Here, the liability of Lawyers Surety was dependent on the outcome of litigation in which Beauliau, its principal, was involved. There being no suggestion of fraud, collusion, or want of jurisdiction, Lawyers Surety is liable on its bond even though it had no notice of the action against Beauliau and had no opportunity to defend the action. See 74 Am.Jur.2d Suretyship § 152, at 109 (1974) (citing Ward, supra, in support of the proposition that "[t]he surety's contract is in some decisions construed as binding him, so that a judgment against the principal is not only admissible, but is also conclusive against the surety, in the absence of fraud or collusion.").

In reaching our conclusion, we note nothing in either the statute or the bond in issue here conditions the bond on Lawyers Surety's having notice of or an opportunity to defend an action.

*821 We further note the statute, in express terms, gives an owner a right of action against the principal and a right of action against the principal's surety on the surety's bond, thus affording an owner, at the owner's election, the right to sue the principal or to sue the principal's surety on its bond or to sue both the principal and the principal's surety on its bond. See McKenzie v. Standard Acc. Ins. Co., 189 S.C. 475, 484, 1 S.E.2d 502, 507 (1939) ("An action may be maintained against the sureties, or one or more of them without joining the principal or against the principal alone, as well as against both.").

II.

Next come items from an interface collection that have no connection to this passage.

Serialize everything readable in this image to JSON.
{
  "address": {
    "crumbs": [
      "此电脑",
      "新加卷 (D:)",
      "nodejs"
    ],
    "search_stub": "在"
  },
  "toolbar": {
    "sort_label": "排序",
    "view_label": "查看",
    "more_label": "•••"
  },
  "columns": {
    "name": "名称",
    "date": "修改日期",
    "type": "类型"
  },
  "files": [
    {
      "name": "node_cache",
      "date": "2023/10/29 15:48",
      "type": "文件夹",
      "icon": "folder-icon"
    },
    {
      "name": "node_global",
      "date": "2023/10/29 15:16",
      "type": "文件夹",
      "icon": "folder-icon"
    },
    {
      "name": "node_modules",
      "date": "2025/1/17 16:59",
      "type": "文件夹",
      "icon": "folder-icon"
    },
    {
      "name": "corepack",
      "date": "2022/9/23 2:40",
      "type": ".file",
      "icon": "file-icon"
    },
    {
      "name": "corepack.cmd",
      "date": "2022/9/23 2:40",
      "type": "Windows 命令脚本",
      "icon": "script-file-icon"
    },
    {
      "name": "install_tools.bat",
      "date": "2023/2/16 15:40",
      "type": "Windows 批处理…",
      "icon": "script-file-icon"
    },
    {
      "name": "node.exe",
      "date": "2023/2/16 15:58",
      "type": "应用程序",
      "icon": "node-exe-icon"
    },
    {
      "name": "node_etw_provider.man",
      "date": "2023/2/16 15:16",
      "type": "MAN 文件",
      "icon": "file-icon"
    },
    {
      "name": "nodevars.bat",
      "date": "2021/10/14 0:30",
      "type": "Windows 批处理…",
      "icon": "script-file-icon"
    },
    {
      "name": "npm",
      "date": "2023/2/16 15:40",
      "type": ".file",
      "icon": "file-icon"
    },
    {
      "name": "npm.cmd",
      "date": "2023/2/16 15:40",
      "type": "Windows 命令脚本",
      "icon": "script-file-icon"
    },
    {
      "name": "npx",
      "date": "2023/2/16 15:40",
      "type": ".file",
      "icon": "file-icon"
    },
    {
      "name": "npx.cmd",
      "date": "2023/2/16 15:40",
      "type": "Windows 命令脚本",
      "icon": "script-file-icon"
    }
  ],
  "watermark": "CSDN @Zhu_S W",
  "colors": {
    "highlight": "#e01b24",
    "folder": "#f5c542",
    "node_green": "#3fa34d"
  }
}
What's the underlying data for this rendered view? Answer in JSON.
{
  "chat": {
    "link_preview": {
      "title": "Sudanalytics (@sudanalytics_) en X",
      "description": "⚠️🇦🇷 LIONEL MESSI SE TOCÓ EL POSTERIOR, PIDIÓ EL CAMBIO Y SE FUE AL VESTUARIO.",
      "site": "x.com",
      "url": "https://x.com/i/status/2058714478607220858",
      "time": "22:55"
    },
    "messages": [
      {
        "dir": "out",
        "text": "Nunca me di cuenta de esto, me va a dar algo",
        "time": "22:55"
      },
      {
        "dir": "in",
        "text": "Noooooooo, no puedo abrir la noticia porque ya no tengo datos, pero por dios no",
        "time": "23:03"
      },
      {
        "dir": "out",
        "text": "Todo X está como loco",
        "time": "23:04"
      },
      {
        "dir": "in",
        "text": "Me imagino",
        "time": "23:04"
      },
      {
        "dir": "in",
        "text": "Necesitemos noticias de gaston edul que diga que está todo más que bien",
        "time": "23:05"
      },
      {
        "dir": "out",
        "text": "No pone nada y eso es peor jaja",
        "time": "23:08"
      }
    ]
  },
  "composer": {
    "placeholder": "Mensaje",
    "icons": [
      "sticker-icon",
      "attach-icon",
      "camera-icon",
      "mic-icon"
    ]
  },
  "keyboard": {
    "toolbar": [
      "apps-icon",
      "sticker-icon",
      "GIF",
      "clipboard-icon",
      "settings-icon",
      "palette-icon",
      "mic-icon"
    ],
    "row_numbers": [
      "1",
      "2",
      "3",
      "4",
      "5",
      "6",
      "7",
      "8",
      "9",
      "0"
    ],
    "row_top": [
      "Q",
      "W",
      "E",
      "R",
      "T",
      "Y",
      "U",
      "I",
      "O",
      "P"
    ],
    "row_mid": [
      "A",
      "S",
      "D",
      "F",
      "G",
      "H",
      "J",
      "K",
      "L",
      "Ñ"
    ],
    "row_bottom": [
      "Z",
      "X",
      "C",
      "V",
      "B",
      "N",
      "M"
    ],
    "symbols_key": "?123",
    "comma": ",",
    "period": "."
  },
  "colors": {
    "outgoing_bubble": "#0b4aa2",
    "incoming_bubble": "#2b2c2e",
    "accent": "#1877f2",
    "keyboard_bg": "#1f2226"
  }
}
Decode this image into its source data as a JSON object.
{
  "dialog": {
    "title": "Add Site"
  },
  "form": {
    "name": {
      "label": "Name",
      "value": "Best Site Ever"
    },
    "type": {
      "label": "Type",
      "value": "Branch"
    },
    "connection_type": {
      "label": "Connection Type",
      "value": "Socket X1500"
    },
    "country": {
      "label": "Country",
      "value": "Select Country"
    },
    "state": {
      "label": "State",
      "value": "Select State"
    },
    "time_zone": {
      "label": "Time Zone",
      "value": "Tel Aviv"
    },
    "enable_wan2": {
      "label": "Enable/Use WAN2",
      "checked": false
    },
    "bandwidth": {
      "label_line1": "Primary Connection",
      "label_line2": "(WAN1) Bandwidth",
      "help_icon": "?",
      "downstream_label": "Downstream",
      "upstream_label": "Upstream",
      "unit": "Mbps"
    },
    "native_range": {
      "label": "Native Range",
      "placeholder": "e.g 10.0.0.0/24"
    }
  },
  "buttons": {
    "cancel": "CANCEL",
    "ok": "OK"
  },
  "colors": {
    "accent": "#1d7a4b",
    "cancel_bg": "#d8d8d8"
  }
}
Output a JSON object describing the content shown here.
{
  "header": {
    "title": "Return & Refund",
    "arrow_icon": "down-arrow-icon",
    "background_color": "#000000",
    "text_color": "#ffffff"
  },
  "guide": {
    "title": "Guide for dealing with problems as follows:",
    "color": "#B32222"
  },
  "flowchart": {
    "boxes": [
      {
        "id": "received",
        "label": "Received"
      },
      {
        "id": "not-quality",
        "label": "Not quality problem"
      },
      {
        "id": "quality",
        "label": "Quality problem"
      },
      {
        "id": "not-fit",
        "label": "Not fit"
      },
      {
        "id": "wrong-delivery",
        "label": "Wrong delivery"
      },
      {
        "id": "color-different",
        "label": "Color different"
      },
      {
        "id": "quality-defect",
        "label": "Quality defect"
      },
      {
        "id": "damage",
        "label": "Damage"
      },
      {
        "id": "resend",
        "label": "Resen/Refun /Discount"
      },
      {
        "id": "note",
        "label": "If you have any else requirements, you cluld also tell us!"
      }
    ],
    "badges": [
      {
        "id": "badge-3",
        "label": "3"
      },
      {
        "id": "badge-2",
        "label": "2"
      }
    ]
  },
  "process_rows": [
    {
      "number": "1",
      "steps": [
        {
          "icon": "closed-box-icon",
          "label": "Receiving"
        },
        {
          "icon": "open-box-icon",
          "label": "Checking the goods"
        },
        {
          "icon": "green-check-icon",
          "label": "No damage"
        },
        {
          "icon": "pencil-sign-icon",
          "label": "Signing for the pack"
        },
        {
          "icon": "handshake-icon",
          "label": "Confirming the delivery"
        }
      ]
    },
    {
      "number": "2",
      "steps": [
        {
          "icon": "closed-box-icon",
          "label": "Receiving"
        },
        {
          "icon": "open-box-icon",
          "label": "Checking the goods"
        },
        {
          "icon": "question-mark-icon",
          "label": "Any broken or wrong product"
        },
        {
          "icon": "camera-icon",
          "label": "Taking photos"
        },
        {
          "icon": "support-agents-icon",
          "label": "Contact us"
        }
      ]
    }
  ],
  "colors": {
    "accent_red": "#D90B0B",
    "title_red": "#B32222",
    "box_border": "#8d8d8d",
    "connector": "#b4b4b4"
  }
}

We see no merit whatever to the suggestion made by Lawyers Surety that the damages awarded Cooper included amounts for attorney fees and punitive damages. The order awarding Cooper damages does not mention either element; however, it does discuss Cooper's out-ofpocket losses and the injury done to Cooper's credit reputation because of Beauliau's fraudulent actions.

AFFIRMED.

GARDNER, J., and LITTLEJOHN, Acting J., concur.

NOTES

[1] Lawyers Surety cross-claimed against Beauliau for indemnification should it be held liable under the bond.

[2] S.C.Code Ann. § 56-15-320(2) (1977) reads in part:

Each applicant for licensure as a dealer or wholesaler must furnish a surety bond in the penal amount of fifteen thousand dollars on a form to be prescribed by the director of the Motor Vehicle Division of the Department.... The bond must be conditioned upon the applicant... complying with the provisions of the statutes applicable to the license and as indemnification for any loss or damage suffered by an owner of a motor vehicle ... by reason of any fraud practiced or fraudulent representation made in connection with the sale or transfer of a motor vehicle by a licensed dealer or wholesaler... or any loss or damage suffered by reason of the violation by the dealer or wholesaler... of any of the provisions of this chapter. An owner ... who suffers the loss or damage has a right of action against the dealer or wholesaler and against the dealer's or wholesaler's surety upon the bond and may recover damages as provided in this chapter....

[3] The bond provided by Lawyers Surety reads in part:

Michael J. Beaulieu [sic] ... as Principal and Lawyers Surety Corporation as Surety ... are held and firmly bound unto the people of the State of South Carolina to indemnify any owner of a motor vehicle ... who may be aggrieved by any fraud, fraudulent representation or violation by said Principal ... of any of the provisions of Title 56 of the South Carolina Code of Laws relating to Motor Vehicle Dealers and the sale and transfer of motor vehicles, in the amount of Fifteen Thousand Dollars ($15,000.00)....